# A contradictory integral: $\int \sin x \cos x \, \mathrm dx$

I've been thinking about integration lately, and I've come up with a question that I'm not sure how to address. Consider $$\int \sin x\cos x \, \mathrm dx = - \int -\sin x \cos x \, \mathrm dx$$ I started with the integral on the left hand side, which suggests a typical $$u$$-substitution. Let $$u=\sin x$$ then $$\, \mathrm du=\cos x \, \mathrm dx$$. So the integral evaluates to $$\int \sin x\cos x \, \mathrm dx = \frac{\sin^2(x)}{2}$$ But the original integral also suggests an alternate substitution. Let $$u=\cos x$$ and then $$du=-\sin x \, dx$$. So now $$\int \sin x\cos x \, \mathrm dx =- \int -\sin x \cos x \, \mathrm dx= -\frac{\cos^2(x)}{2}$$ So now I have that the integral evaluates to two different functions. I've tried playing with some different trigonometric identities, but I haven't been able to show that this is true and I'm fairly certain I haven't had any success because the statement itself isn't true. What am I doing wrong? How do you evaluate $$\int \sin x\cos x \, \mathrm dx$$?

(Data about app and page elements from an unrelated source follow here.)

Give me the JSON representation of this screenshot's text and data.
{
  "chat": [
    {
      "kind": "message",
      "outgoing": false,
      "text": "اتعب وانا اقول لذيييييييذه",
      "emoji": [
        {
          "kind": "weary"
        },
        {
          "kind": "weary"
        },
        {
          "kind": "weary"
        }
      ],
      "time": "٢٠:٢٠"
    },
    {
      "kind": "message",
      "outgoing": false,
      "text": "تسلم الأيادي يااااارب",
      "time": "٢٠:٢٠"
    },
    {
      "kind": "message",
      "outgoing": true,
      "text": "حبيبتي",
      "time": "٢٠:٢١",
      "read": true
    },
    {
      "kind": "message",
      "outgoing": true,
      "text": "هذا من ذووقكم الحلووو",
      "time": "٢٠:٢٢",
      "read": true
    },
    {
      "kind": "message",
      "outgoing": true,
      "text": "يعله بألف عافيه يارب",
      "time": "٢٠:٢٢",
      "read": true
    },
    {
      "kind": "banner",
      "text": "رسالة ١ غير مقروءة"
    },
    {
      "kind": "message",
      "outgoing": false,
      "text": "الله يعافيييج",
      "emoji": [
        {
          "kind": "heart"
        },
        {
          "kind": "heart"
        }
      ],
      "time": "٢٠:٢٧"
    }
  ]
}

## 1 Answer

The only thing that you’re doing wrong is forgetting the constant of integration: your two antiderivatives differ by a constant, so of course they are antiderivatives of the same function.

$$\frac12\sin^2x=-\frac12\cos^2x+\frac12$$

• OH. Obviously. Thank you for your quick response. – chris Nov 10 '12 at 3:58
• @chris: You’re welcome. – Brian M. Scott Nov 10 '12 at 3:59